Your task: Locate the string "icon" in the records below. Copy every line where it occurs.

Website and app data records
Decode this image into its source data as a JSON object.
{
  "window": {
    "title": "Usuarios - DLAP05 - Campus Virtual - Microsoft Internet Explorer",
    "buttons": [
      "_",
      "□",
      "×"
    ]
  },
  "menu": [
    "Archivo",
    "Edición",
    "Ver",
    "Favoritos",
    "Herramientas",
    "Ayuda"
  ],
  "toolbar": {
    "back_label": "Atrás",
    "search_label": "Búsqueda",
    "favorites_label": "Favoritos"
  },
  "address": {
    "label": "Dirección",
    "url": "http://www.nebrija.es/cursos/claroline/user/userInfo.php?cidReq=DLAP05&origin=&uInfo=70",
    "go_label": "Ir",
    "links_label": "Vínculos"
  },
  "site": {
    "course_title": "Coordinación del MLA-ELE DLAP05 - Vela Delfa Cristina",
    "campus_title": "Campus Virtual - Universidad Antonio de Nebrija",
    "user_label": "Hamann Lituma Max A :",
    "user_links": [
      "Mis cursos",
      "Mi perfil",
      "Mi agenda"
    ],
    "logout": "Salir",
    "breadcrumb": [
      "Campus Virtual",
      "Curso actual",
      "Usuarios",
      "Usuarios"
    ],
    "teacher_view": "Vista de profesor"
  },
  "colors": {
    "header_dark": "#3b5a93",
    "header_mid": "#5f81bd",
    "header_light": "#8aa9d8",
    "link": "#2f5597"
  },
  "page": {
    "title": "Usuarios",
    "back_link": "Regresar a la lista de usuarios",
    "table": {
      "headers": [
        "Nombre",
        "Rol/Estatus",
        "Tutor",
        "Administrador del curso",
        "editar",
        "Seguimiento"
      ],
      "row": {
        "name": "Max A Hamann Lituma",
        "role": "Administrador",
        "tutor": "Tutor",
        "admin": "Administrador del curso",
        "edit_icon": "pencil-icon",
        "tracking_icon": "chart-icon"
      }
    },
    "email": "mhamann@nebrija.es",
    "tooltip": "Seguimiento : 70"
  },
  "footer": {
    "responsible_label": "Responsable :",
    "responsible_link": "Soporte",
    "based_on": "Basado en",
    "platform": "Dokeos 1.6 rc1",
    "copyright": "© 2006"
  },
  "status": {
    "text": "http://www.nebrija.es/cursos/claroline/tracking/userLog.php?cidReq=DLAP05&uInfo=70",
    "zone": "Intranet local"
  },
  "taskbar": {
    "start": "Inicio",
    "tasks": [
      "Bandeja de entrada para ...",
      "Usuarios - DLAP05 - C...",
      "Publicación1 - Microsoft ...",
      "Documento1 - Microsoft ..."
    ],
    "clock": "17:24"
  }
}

Exercise result:
        "edit_icon": "pencil-icon",
        "tracking_icon": "chart-icon"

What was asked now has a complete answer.